Supplied records:

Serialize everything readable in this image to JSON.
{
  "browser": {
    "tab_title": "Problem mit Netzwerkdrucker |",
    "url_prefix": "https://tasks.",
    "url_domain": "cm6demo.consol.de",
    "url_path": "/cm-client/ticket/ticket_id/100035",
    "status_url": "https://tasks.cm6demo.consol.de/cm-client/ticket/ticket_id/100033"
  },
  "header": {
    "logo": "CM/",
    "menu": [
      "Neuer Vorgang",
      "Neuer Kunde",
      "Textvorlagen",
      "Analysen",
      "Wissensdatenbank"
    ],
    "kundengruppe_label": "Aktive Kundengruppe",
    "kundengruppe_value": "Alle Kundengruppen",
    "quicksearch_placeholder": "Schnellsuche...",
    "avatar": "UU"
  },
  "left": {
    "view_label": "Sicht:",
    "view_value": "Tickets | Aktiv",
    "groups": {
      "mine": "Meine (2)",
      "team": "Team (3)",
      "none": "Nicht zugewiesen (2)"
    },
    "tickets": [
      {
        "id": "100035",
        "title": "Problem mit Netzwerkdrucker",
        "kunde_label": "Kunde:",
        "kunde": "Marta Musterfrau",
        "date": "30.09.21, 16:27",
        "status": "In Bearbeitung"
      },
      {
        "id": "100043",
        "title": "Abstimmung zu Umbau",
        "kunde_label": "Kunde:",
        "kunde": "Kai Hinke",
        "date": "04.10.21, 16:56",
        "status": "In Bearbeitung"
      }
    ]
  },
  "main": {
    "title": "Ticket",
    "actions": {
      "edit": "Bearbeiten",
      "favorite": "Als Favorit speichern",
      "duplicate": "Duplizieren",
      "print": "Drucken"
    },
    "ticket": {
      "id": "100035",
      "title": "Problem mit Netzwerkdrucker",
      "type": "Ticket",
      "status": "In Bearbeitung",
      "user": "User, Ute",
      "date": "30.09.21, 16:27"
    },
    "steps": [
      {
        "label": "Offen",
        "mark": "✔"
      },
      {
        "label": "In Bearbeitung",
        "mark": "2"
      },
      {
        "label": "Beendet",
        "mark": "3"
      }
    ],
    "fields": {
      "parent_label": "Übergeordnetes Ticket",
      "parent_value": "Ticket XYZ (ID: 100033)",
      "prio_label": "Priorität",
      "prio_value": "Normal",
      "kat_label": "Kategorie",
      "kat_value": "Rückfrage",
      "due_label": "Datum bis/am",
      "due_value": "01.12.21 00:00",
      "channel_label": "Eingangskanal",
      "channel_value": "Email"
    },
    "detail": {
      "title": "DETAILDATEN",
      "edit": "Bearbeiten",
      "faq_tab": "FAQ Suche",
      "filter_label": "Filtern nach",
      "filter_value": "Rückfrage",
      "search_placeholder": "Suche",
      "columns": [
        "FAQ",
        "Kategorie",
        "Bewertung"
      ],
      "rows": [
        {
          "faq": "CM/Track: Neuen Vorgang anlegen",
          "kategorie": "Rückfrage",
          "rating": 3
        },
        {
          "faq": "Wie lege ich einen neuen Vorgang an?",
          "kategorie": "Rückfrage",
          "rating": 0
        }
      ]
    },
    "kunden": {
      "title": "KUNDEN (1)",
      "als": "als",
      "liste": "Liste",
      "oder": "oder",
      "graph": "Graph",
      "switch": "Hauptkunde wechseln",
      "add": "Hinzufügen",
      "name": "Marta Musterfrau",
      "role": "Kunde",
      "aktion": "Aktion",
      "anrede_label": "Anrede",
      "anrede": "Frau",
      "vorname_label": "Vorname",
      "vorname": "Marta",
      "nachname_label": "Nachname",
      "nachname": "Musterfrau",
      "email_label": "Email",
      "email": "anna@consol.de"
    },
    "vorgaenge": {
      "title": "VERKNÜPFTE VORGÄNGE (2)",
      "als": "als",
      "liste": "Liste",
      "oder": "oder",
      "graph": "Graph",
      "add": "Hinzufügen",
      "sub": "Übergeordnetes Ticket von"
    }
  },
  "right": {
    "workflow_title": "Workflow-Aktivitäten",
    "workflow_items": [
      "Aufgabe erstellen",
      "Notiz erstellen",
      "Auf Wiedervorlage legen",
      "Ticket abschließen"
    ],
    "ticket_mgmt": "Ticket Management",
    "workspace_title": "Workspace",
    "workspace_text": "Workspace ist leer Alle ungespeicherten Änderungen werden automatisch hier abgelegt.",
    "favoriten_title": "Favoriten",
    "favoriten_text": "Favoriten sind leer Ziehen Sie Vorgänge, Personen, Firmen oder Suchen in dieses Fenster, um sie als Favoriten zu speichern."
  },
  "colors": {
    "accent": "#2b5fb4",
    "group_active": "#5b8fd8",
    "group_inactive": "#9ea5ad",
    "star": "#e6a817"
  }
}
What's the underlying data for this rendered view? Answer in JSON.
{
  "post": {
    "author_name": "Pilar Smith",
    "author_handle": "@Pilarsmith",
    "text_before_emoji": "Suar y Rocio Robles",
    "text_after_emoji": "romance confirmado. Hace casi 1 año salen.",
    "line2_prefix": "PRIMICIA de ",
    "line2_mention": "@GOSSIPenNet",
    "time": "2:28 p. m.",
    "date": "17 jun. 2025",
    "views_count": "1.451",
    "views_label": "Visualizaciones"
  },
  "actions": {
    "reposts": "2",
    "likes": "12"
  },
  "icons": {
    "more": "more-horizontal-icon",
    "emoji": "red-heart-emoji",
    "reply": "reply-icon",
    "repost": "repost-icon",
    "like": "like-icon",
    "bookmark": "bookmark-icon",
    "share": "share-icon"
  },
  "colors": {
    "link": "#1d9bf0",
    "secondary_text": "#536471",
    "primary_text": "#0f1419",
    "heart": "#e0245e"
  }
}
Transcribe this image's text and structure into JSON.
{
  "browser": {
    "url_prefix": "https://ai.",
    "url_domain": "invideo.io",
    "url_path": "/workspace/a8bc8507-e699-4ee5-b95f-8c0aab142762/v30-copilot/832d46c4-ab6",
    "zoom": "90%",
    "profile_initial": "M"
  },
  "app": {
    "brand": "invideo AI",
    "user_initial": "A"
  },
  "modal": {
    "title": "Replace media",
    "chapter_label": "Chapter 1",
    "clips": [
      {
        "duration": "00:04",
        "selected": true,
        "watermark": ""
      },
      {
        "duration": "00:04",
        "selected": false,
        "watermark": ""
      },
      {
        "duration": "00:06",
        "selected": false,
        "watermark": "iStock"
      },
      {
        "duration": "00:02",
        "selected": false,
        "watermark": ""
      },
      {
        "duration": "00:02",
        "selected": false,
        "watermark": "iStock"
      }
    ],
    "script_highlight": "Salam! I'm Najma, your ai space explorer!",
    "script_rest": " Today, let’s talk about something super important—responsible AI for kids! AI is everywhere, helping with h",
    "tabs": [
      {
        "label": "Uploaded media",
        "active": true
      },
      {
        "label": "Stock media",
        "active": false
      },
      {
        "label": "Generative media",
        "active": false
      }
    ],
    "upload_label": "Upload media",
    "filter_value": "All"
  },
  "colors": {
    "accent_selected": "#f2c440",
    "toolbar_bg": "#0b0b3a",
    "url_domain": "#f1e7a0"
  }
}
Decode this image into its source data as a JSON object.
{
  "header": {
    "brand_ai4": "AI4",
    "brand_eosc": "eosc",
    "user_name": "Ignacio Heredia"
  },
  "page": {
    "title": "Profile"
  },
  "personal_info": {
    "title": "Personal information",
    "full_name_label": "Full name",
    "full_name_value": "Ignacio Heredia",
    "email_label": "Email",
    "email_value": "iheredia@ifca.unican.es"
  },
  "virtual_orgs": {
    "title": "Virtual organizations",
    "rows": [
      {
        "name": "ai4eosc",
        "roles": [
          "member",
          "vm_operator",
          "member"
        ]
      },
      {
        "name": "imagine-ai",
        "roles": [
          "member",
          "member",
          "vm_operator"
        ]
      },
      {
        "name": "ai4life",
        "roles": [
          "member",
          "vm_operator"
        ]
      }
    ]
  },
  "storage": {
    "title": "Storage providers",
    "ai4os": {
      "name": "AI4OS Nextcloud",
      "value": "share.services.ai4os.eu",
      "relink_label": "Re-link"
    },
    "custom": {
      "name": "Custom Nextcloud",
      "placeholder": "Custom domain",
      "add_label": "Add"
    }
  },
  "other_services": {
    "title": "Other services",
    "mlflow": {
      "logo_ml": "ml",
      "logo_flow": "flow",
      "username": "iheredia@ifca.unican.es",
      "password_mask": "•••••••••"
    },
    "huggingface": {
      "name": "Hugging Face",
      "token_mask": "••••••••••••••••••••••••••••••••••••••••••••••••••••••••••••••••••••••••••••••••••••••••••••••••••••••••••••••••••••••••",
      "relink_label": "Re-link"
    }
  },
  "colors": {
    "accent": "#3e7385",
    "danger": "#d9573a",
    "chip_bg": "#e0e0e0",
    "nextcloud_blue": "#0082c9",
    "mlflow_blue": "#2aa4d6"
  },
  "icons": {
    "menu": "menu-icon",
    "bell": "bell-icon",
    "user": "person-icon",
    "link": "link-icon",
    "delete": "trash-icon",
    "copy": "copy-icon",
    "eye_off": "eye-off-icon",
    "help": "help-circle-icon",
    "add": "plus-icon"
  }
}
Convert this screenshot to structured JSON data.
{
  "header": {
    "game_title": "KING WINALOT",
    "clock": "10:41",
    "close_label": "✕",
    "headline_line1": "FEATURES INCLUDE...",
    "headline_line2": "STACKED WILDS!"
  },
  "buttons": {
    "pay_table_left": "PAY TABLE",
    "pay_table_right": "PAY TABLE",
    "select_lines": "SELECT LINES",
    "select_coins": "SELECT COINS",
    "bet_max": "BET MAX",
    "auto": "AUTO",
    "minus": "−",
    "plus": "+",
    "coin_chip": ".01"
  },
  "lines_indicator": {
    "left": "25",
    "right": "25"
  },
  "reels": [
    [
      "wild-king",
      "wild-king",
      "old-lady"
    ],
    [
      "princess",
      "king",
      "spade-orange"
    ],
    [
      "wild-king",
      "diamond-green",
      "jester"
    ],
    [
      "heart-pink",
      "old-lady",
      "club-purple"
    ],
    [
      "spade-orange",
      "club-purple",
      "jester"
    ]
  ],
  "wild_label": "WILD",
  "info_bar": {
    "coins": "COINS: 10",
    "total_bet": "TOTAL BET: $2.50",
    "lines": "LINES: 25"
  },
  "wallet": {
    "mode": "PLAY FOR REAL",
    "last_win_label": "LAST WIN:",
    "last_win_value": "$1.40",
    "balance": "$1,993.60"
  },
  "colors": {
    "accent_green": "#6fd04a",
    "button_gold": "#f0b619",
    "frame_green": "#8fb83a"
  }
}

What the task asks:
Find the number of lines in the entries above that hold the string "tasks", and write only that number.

Expected answer:
2